To make a long story short, what feels like poll-the-highest-point isn’t; it’s off the bit. And in the warm-up for her freestyle, I glanced down at her neck in a moment where she was going brilliantly, and it looked like the third braid back from her ears was the highest point. It wasn’t—the visual from the ground was poll up and perfect—but it was the visual cue I needed to make it make sense to me.
I’ve experienced this with students. I’ve talked to them about a concept a trillion times in a zillion different ways, and then, without warning or explanation, they exclaim: “oh! It’s like (insert a metaphor that makes no sense to me)!” And then they get it. It’s one of those it’s-not-the-journey-but-the-destination things.
Whatever, it worked for me. And I’ve still got many more things to make better, to figure out how to shorten the gap between how incredible she feels in warm-up and how she goes in the ring.
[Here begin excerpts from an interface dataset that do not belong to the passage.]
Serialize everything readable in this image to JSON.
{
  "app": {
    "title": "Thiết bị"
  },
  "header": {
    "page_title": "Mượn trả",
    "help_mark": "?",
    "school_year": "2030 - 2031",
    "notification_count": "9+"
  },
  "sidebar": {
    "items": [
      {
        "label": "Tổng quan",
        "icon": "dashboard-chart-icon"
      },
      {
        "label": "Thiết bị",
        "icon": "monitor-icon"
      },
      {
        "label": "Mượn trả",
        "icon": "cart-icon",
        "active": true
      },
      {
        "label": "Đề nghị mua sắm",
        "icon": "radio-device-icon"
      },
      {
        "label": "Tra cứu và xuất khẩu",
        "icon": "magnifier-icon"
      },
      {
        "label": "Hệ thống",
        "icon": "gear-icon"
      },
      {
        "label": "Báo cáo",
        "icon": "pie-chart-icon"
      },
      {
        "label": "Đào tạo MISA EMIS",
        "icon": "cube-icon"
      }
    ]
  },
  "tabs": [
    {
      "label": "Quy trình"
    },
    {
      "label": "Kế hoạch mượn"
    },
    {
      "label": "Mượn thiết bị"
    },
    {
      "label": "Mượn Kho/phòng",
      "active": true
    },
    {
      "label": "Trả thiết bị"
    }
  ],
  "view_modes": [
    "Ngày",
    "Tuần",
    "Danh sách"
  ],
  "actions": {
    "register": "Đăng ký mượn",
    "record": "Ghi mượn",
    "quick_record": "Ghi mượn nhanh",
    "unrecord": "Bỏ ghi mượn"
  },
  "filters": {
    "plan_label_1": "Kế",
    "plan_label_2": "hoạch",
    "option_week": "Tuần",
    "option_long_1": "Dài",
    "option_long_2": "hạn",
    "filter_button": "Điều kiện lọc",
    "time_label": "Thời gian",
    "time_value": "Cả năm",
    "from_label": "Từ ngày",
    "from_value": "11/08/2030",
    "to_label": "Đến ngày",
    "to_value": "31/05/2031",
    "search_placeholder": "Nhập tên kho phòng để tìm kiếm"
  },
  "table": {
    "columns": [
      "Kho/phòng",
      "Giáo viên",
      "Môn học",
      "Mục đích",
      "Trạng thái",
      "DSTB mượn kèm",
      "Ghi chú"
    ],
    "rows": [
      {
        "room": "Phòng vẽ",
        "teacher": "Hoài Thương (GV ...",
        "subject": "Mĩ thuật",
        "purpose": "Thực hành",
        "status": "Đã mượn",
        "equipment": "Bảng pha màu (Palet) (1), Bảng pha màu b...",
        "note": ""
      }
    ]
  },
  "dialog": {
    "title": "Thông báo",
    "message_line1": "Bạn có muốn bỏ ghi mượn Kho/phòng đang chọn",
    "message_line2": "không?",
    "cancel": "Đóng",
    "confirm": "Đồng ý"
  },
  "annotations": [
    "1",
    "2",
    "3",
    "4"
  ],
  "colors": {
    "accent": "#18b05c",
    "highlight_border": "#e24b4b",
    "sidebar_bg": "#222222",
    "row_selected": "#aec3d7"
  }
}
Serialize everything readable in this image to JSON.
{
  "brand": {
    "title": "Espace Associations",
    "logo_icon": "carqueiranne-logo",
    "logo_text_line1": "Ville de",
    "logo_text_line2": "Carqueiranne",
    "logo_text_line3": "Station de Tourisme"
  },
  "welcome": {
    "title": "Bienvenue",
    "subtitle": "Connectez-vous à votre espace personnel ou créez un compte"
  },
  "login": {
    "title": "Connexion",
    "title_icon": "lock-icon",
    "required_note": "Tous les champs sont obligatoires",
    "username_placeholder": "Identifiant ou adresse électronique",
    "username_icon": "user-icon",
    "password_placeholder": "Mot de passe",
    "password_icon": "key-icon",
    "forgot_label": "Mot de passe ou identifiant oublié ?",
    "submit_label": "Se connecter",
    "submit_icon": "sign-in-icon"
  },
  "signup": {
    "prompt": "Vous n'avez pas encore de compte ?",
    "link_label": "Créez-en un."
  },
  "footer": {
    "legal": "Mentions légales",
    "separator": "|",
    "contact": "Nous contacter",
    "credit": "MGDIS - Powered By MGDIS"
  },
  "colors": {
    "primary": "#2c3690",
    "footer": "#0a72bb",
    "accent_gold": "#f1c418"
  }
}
But we earned a 68 percent from a seriously international panel (including a “good job!” from Axel Steiner, so I can basically die happy now), placed fourth, and have another piece of the puzzle, I hope, locked down.
There have been so many other wonderful things from this show: getting coaching from, and spending time with, my wonderful friends Belinda Nairn and Liz Austin, who I never get to see enough of; catching up with all the rest of my friends from all over the country, all in one place; helping my friend Torrey with her wonderful mare Tali; getting to meet the show’s youngest participant, Sophia, who is also a video blogger, and talking about blogging; celebrating the birthday of one of my favorite people on the planet, Sue Stickle; and watching the inimitable Michael Poulin show us all why he’s the force of nature in American dressage that he is.
On Sunday night, we did one last awards ceremony, one last group dinner, and got a full night’s sleep before the worst part of this show—the 8.5-hour drive through the mountains of West Virginia. And with any luck, we’ll keep our tires intact, too. (But I wouldn’t count on it.)